### Exercise details
Locate each line of the material that contains "date", then return it.

### Exercise materials
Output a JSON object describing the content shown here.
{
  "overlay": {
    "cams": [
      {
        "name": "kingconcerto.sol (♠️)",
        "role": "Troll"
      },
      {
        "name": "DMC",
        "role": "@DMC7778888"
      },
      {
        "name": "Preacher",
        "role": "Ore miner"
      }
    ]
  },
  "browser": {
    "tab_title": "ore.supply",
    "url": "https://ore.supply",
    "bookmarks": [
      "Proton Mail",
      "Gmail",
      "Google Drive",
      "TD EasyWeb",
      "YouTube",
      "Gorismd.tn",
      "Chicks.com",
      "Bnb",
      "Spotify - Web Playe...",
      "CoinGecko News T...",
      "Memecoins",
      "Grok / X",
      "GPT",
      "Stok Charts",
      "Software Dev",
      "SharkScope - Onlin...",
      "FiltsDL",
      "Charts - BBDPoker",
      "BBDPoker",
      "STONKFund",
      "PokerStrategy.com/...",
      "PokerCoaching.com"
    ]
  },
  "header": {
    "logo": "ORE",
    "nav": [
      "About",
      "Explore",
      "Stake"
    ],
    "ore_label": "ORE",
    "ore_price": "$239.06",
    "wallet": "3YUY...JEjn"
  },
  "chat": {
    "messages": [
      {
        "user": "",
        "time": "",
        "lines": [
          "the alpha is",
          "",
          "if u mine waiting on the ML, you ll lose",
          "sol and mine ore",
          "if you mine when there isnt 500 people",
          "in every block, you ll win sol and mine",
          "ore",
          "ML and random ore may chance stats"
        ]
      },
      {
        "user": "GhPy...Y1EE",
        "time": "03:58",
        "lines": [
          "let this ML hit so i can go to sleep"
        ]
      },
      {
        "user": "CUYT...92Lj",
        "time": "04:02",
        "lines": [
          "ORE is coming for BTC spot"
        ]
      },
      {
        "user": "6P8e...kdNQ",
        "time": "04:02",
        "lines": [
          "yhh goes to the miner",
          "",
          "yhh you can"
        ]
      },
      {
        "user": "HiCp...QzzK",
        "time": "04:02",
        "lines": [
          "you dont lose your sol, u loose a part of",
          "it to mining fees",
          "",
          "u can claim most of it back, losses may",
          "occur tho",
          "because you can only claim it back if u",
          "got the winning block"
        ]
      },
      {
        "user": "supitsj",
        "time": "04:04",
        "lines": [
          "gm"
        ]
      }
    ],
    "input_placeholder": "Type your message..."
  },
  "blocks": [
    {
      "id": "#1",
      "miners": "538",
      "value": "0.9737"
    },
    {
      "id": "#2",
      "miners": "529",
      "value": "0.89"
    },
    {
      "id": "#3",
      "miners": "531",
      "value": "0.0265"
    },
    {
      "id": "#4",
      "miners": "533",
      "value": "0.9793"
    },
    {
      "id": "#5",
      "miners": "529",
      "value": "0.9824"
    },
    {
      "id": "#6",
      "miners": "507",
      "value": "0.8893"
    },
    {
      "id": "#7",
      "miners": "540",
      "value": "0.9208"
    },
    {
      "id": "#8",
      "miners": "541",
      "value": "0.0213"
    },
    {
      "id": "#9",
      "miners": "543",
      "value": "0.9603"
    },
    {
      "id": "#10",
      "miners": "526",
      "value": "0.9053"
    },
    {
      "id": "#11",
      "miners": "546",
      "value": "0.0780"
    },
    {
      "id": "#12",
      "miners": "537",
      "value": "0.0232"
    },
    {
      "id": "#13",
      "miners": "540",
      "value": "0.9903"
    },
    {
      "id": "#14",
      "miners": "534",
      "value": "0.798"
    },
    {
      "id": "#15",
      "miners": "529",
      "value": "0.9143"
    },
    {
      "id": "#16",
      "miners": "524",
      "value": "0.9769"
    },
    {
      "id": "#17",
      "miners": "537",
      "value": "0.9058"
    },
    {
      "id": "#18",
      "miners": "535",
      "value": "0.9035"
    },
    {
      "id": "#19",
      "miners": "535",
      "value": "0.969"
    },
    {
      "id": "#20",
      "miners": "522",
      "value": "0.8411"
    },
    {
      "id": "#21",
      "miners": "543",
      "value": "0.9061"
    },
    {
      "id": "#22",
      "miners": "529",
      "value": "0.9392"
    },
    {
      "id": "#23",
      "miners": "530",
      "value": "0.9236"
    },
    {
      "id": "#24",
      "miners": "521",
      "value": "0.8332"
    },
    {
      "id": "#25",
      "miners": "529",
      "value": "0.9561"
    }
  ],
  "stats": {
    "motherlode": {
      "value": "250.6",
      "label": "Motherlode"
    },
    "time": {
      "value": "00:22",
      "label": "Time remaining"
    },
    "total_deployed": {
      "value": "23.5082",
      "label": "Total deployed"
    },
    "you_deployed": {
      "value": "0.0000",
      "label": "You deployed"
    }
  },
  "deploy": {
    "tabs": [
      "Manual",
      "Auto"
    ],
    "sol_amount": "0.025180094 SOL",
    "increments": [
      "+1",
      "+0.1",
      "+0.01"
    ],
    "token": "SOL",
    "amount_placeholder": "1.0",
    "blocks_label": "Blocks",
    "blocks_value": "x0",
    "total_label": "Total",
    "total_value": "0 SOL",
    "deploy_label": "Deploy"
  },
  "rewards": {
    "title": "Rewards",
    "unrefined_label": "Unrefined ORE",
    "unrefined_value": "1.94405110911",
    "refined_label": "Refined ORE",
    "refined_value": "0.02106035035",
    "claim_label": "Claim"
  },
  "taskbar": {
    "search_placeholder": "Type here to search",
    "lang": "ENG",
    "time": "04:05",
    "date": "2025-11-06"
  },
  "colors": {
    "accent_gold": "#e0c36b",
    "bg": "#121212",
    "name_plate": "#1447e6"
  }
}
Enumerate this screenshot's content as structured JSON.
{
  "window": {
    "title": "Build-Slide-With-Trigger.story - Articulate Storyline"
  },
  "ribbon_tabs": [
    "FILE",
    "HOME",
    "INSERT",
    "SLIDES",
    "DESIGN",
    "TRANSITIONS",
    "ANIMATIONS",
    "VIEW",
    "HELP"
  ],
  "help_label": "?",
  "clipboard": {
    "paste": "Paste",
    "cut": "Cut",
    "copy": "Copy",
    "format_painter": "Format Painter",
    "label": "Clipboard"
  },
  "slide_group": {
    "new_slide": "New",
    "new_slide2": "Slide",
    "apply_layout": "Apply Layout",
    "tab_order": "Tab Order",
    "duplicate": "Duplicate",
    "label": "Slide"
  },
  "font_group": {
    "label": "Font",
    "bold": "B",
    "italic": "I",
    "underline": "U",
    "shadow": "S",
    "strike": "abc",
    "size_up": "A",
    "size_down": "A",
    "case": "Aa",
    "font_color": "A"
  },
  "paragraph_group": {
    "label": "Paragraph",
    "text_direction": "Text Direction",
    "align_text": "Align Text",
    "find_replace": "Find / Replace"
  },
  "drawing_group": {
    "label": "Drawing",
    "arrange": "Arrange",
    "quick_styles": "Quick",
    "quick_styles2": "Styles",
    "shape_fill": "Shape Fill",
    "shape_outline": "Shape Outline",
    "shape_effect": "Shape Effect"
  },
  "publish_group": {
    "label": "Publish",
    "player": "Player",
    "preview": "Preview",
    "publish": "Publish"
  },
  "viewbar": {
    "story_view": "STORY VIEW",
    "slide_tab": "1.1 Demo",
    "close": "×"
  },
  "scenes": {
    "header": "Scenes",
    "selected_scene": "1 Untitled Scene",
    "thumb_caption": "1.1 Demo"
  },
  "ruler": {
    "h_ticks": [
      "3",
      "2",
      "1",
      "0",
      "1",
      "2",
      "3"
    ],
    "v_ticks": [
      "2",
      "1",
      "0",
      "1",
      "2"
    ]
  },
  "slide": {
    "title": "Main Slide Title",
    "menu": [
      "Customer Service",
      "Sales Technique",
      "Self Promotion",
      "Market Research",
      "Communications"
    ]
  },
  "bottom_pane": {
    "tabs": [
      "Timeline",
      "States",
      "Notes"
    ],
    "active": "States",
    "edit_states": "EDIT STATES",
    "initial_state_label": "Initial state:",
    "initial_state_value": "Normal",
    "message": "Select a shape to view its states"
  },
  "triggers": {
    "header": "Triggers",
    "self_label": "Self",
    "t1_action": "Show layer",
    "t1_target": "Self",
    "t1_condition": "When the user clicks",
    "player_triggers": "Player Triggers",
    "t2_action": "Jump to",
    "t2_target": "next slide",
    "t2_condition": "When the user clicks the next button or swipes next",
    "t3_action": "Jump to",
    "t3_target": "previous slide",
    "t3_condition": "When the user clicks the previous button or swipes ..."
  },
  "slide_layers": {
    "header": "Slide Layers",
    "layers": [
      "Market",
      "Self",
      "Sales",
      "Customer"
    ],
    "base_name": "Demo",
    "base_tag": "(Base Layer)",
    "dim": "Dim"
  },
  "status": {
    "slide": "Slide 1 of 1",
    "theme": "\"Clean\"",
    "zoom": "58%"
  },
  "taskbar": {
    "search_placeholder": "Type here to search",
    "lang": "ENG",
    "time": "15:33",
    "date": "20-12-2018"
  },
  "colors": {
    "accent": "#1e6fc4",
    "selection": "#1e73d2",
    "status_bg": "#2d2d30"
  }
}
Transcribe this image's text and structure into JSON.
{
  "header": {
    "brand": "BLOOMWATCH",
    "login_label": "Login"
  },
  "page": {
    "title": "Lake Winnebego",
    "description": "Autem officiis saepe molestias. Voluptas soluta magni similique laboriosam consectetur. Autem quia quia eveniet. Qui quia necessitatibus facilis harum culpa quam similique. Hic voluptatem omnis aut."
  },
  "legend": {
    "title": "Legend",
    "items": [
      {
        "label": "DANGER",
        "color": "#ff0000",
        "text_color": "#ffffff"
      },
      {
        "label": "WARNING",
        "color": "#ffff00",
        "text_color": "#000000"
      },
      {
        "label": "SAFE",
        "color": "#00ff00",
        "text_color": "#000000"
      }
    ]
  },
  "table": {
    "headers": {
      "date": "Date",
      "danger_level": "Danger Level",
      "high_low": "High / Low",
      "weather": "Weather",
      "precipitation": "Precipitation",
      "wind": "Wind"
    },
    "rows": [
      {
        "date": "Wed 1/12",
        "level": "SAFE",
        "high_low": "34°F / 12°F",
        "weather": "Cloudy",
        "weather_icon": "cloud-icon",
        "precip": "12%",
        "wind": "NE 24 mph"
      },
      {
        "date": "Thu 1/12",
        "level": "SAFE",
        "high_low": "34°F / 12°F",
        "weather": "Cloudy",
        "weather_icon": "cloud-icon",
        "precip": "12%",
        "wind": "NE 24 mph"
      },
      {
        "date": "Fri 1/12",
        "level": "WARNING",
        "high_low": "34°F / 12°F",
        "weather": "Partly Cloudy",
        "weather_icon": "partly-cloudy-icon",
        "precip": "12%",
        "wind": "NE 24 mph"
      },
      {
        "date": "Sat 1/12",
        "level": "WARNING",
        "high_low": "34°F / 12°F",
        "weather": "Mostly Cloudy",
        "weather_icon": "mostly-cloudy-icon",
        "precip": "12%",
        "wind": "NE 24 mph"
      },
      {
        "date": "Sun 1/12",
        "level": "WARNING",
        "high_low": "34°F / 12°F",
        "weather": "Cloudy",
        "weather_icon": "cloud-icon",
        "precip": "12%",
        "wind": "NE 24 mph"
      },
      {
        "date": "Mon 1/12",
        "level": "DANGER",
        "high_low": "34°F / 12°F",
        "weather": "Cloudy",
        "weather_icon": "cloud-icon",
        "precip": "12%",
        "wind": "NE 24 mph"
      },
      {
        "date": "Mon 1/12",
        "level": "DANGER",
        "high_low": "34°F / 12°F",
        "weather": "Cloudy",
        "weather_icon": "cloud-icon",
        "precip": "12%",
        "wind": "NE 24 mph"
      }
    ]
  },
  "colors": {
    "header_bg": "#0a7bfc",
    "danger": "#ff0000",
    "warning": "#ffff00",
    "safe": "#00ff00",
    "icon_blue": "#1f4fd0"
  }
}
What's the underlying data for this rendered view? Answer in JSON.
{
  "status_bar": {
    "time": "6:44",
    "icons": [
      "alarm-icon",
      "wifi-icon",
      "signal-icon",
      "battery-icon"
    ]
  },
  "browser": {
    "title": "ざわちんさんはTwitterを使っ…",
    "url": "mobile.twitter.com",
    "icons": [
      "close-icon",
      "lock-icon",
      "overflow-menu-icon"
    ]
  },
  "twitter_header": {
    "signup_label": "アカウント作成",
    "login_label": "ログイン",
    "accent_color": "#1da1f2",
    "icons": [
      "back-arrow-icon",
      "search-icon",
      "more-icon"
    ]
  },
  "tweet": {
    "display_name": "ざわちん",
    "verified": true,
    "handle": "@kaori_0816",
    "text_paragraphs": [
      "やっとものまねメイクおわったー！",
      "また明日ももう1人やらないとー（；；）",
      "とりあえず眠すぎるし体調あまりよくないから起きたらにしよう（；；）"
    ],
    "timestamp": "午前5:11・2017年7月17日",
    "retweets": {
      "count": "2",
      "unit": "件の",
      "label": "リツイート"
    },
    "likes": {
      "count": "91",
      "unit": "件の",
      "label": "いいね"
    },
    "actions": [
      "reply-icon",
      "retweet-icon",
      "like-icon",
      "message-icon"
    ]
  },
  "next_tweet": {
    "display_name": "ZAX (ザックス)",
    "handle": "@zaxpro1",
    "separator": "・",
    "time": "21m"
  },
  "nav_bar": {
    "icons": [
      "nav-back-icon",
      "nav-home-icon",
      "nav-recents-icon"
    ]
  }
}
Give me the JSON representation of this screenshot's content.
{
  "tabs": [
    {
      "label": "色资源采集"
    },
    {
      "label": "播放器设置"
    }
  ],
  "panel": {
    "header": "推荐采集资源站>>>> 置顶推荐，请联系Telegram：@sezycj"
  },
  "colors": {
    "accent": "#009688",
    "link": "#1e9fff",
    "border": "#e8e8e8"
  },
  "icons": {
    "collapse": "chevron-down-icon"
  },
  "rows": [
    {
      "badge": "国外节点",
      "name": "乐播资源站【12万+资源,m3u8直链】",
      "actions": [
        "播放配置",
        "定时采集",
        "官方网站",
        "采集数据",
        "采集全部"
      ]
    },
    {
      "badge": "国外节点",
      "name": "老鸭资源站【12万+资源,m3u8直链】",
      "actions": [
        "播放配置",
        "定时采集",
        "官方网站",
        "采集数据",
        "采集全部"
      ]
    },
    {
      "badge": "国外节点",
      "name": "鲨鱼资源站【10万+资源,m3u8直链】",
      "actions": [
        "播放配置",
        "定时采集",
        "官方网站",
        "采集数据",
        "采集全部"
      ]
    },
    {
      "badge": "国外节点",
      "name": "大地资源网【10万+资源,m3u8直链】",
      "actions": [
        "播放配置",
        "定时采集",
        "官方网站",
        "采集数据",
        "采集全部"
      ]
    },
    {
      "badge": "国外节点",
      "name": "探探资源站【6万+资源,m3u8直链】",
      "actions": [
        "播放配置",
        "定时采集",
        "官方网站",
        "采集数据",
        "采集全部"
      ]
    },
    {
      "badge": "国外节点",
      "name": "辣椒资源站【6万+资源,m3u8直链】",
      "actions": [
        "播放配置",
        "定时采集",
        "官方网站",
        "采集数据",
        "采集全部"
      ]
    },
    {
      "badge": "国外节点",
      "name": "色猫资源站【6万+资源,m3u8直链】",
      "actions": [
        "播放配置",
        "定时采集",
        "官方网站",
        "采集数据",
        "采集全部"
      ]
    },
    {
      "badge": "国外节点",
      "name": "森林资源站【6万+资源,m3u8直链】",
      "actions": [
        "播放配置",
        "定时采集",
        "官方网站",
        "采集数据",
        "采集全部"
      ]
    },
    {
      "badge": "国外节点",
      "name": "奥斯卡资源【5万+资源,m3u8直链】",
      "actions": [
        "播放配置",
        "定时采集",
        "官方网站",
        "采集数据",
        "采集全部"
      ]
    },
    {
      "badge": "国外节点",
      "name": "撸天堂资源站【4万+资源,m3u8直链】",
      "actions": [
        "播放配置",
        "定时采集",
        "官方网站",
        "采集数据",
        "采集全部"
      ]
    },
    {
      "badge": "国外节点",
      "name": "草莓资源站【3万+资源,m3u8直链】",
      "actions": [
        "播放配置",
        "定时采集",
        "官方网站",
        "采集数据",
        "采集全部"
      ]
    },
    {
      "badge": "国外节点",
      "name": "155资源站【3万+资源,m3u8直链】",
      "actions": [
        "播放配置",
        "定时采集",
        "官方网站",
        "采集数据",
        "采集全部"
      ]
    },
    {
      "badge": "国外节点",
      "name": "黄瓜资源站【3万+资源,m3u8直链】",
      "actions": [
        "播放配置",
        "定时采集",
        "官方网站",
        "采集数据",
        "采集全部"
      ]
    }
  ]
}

### Response area
    "date": "2025-11-06"
    "date": "20-12-2018"
      "date": "Date",
        "date": "Wed 1/12",
        "date": "Thu 1/12",
        "date": "Fri 1/12",
        "date": "Sat 1/12",
        "date": "Sun 1/12",
        "date": "Mon 1/12",
        "date": "Mon 1/12",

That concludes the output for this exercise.